New York production company Picture Farm and Australian writer/director Kess Broekman-Dattner have partnered with Kenya-based research and conservation organization Save the Elephants to launch a new short film to inspire a deeper, more personal connection to wildlife preservation and its impact on humankind. Save the Elephants is a nonprofit whose mission is to secure a future for elephants and to sustain the beauty and ecological integrity of the places they live; to promote man’s delight in their intelligence and the diversity of their world; and to develop a tolerant relationship between the two species.
The video, produced by global production and post production company Picture Farm, uncovers the heart of the beauty and grandeur of nature that Save the Elephants strives to maintain, painted against the backdrop of some of New York City’s most iconic locations.
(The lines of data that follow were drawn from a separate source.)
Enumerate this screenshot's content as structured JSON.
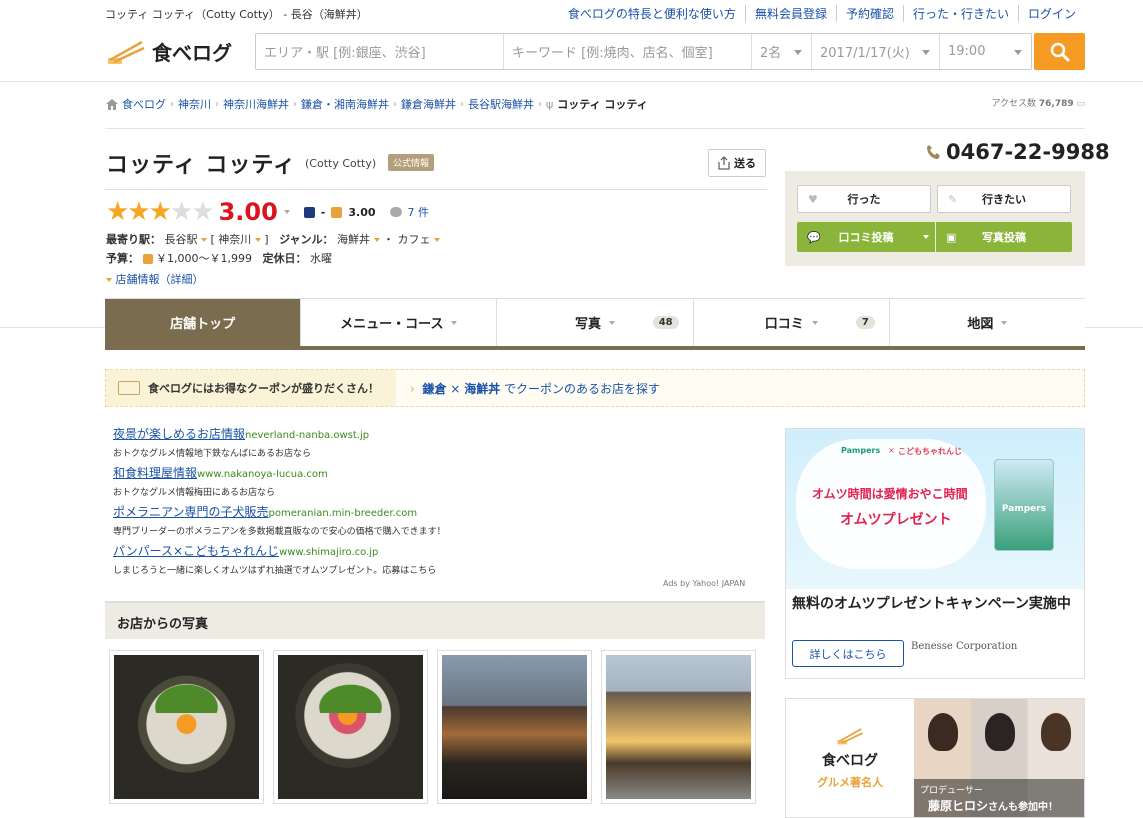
{
  "header": {
    "page_heading": "コッティ コッティ（Cotty Cotty） - 長谷（海鮮丼）",
    "links": [
      "食べログの特長と便利な使い方",
      "無料会員登録",
      "予約確認",
      "行った・行きたい",
      "ログイン"
    ],
    "logo_text": "食べログ",
    "search": {
      "area_placeholder": "エリア・駅 [例:銀座、渋谷]",
      "keyword_placeholder": "キーワード [例:焼肉、店名、個室]",
      "people": "2名",
      "date": "2017/1/17(火)",
      "time": "19:00"
    }
  },
  "breadcrumb": [
    "食べログ",
    "神奈川",
    "神奈川海鮮丼",
    "鎌倉・湘南海鮮丼",
    "鎌倉海鮮丼",
    "長谷駅海鮮丼",
    "コッティ コッティ"
  ],
  "access": {
    "label": "アクセス数",
    "value": "76,789"
  },
  "restaurant": {
    "name": "コッティ コッティ",
    "name_en": "(Cotty Cotty)",
    "official_badge": "公式情報",
    "share_label": "送る",
    "phone": "0467-22-9988",
    "rating": "3.00",
    "stars": 3,
    "night_sep": "-",
    "lunch_rating": "3.00",
    "review_count": "7 件",
    "nearest_label": "最寄り駅：",
    "nearest_station": "長谷駅",
    "prefecture": "神奈川",
    "genre_label": "ジャンル：",
    "genre1": "海鮮丼",
    "genre2": "カフェ",
    "budget_label": "予算：",
    "budget": "￥1,000～￥1,999",
    "holiday_label": "定休日：",
    "holiday": "水曜",
    "detail_link": "店舗情報（詳細）"
  },
  "actions": {
    "went": "行った",
    "want": "行きたい",
    "review": "口コミ投稿",
    "photo": "写真投稿"
  },
  "tabs": [
    {
      "label": "店舗トップ",
      "count": ""
    },
    {
      "label": "メニュー・コース",
      "count": ""
    },
    {
      "label": "写真",
      "count": "48"
    },
    {
      "label": "口コミ",
      "count": "7"
    },
    {
      "label": "地図",
      "count": ""
    }
  ],
  "coupon": {
    "left": "食べログにはお得なクーポンが盛りだくさん！",
    "area": "鎌倉",
    "cross": "×",
    "genre": "海鮮丼",
    "suffix": "でクーポンのあるお店を探す"
  },
  "ads": [
    {
      "title": "夜景が楽しめるお店情報",
      "url": "neverland-nanba.owst.jp",
      "desc": "おトクなグルメ情報地下鉄なんばにあるお店なら"
    },
    {
      "title": "和食料理屋情報",
      "url": "www.nakanoya-lucua.com",
      "desc": "おトクなグルメ情報梅田にあるお店なら"
    },
    {
      "title": "ポメラニアン専門の子犬販売",
      "url": "pomeranian.min-breeder.com",
      "desc": "専門ブリーダーのポメラニアンを多数掲載直販なので安心の価格で購入できます！"
    },
    {
      "title": "パンパース×こどもちゃれんじ",
      "url": "www.shimajiro.co.jp",
      "desc": "しまじろうと一緒に楽しくオムツはずれ抽選でオムツプレゼント。応募はこちら"
    }
  ],
  "ads_by": "Ads by Yahoo! JAPAN",
  "photos_heading": "お店からの写真",
  "side_ad": {
    "brand1": "Pampers",
    "brand_x": "×",
    "brand2": "こどもちゃれんじ",
    "headline": "オムツ時間は愛情おやこ時間",
    "sub": "オムツプレゼント",
    "pack_label": "Pampers",
    "caption": "無料のオムツプレゼントキャンペーン実施中",
    "cta": "詳しくはこちら",
    "sponsor": "Benesse Corporation"
  },
  "side_ad2": {
    "logo": "食べログ",
    "sub": "グルメ著名人",
    "role": "プロデューサー",
    "name": "藤原ヒロシ",
    "suffix": "さんも参加中！"
  },
  "colors": {
    "accent": "#f59a23",
    "tab_active": "#7a6c4e",
    "green": "#8bb53a",
    "score": "#d9141c",
    "link": "#1a52a8"
  }
}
The juxtaposition of two Samburu warriors from the heart of the African bush in Northern Kenya in their native attire against the bustle and coldness of a concrete jungle, crafted by director Kess Broekman-Dattner, creates a peaceful portrait of natural beauty dropped into an urbanized, human-constructed environment. A cinematic score by Ryan Teague provides a graceful and tranquil undertone to the impactful film. The film captures the two Samburu warriors, Benjamin Loloju (pictured right) from Save The Elephants and Letoiye Serenoy from Elephant Watch Camp in Samburu National Reserve on their first ever voyage outside of Kenya. Both warriors grew up in Samburu surrounded by elephants and now use their expertise and knowledge to protect them.
When Melbourne-born Broekman-Dattner first came to New York, he was immediately struck by the lack of connection to nature amidst the dynamic energy and history of the city. With this film, he casts the Save the Elephants ambassadors as messengers of nature, bringing their serene spirits to the big city to reconnect those who have perhaps lost touch with natural world’s unparalleled grace and abundance.
“When I met with the individuals from Save the Elephants, I was struck by their gentle, gracious and loving sensibility and really wanted that to come through in the film,” notes Broekman-Dattner. “I hope that those who have been caught up in the human side of the city will be reminded of the importance of a true connection to nature.”
Save The Elephants’ CEO Frank Pope says, “Picture Farm and Kess have created a beautiful moving film that captures the complexity of the relationship between the natural world and the cities that most people live in. Life in the African bush could never prepare these warriors for NY but they embraced the city and hopefully passed on a a little of their spirit. We hope people around the world, New Yorkers in particular, will be moved by the film and embrace the natural world.”
The piece is created in hopes of reminding audiences, whether in urban or rural environments, to appreciate nature and help preserve and retain its ecological splendor.